July 18, 2023
It’s said that a journey of 1,000 miles starts with a single step. This appears to be particularly true of hybrid working. While the benefits of spending time in the office have been eulogized, gamified and incentivized, resistance to the ‘return to work’ message is also starting to grow.
Last month, Salesforce pledged to donate $10 to local charities for every day an employee came into the office between June 12 to 23. Additional donations were to be made for each remote employee who attended a company event during that window.
Google took the more direct approach of making in-office attendance a factor when it came to Googlers’ performance reviews.
However, in May, 1,800 Amazon employees responded to a mandated 3-day-a-week return to the office by staging a walkout, with an additional 20,000 employees signing a position to persuade Amazon to rethink its position.

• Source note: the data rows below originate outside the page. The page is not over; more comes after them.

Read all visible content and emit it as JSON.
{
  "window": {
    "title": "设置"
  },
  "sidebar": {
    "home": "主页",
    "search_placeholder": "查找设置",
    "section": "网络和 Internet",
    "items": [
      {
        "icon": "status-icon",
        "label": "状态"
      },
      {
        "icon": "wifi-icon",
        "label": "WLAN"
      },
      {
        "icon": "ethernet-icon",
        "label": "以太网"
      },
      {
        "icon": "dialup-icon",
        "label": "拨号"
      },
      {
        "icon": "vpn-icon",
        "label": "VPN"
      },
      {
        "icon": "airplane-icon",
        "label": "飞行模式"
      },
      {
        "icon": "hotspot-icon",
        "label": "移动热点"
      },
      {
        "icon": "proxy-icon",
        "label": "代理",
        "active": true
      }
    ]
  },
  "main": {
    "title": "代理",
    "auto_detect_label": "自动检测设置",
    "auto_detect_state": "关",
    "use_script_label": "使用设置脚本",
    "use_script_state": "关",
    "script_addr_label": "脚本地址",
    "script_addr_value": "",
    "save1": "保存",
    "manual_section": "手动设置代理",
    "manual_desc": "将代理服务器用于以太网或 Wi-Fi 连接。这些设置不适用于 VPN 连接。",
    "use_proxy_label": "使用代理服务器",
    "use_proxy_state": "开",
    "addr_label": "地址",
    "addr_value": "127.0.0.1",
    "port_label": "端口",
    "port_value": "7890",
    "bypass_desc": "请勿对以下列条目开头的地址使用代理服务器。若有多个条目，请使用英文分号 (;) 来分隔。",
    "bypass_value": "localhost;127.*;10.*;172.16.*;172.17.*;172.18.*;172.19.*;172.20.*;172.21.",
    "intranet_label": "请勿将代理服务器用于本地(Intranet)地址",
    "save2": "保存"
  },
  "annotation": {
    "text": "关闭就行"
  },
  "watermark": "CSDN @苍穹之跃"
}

In the DWG Impact podcast episode, Designing connected workplaces for tomorrow, DWG’s Director of Knowledge, Shimrit Janes, reframes the narrative by asking “if we’re going to now evolve into something that is sustainable, how can we make it so that this idea of hybrid working is more organic, is more fitted to how people want to be working, is driven by our needs and our choices, rather than being forced on us?”
Isn’t it time organizations did likewise?
Insights from Shimrit’s report, Hybrid work reimagined. Advanced practices for connected workplaces, explore the structures and enablers that form the foundation of hybrid working. Podcast host, DWG’s CEO Nancy Goebel, suggests that the paper encourages big picture thinking, not least on the impact of the language we use around hybrid working. The much-used phrase ‘return to work’, for example, implies that management believes that people aren’t working if they aren’t in the office, which will undercut any hybrid working initiative.
Nancy and Shimrit also discuss the impact of different models of hybrid working on diversity, equity and inclusion. Marginalized communities are more likely to take up flexible working and working from home. It’s important that managers are aware of the biases that may result from this – and how they can model healthy hybrid working to remove the office as the ‘centre of power’.
In the absence of any obvious solutions or a clear path forward, Shimrit encourages organizations to embrace the concept of a joint discovery with employees and a purpose-driven approach, with a mindset of “we’re going to work together to find this out, and we’re going to listen to you and adapt as needed, which is going to be essential because there is no one answer”.